The lottery is a form of gambling in which people purchase tickets for a chance to win a prize. The prizes can be cash, goods or services. The lottery is popular in many countries, with many governments regulating it. In the United States, there are more than 300 lotteries, and each state controls its own. Lottery games often benefit charity and other causes.
In colonial America, lotteries were an important means of raising money for public projects. They were used for paving roads, building wharves, and even building Harvard and Yale. George Washington sponsored a lottery in 1768 to build a road across the Blue Ridge Mountains. Lotteries have continued to play a major role in raising money for various public projects throughout the country.

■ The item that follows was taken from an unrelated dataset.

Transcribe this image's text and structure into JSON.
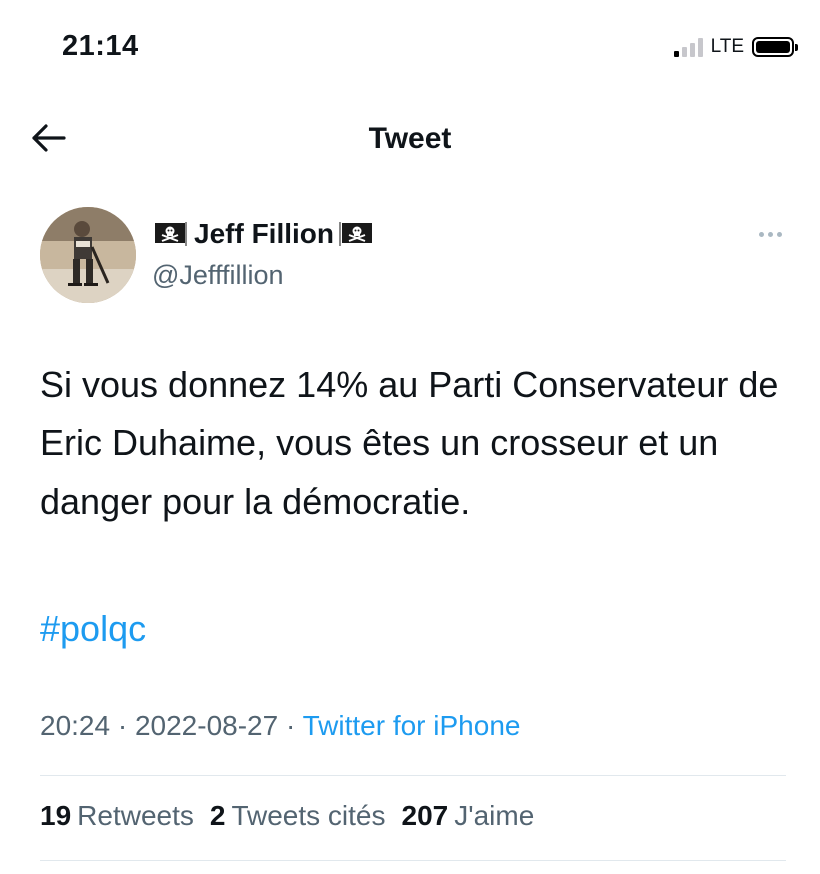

While the idea of winning the lottery is exciting, it’s important to remember that lottery is not a guaranteed investment. In fact, you’re more likely to lose than win. The odds of winning a large jackpot are very slim.
However, there are some strategies that can increase your chances of winning. One is to play frequently and consistently. Another is to select numbers that are less common. This will reduce the chances of sharing a prize with other players. Finally, you should avoid playing the same number combinations again and again.
A final strategy is to study the numbers before you buy a ticket. Chart the “random” outside numbers that repeat and pay special attention to the digits that appear only once. These are called singletons and indicate that a winning combination is more likely to be found than a group of numbers that appear together multiple times. A group of singletons signals a winning ticket 60-90% of the time.
It’s also important to consider your own preferences and beliefs before purchasing a lottery ticket. Some people will be more willing to risk a small amount for a large gain than others. This is why the lottery is such a popular game for many people.
Another reason for lottery popularity is the belief that proceeds benefit a specific public good, such as education. This argument is particularly persuasive during periods of economic stress, when state government budgets are tight. It is important to note, however, that the objective fiscal circumstances of the state do not have much bearing on the adoption or continuation of a lottery. The lottery is an attractive alternative to increasing taxes or cutting public programs. For these reasons, the lottery is likely to continue to be popular.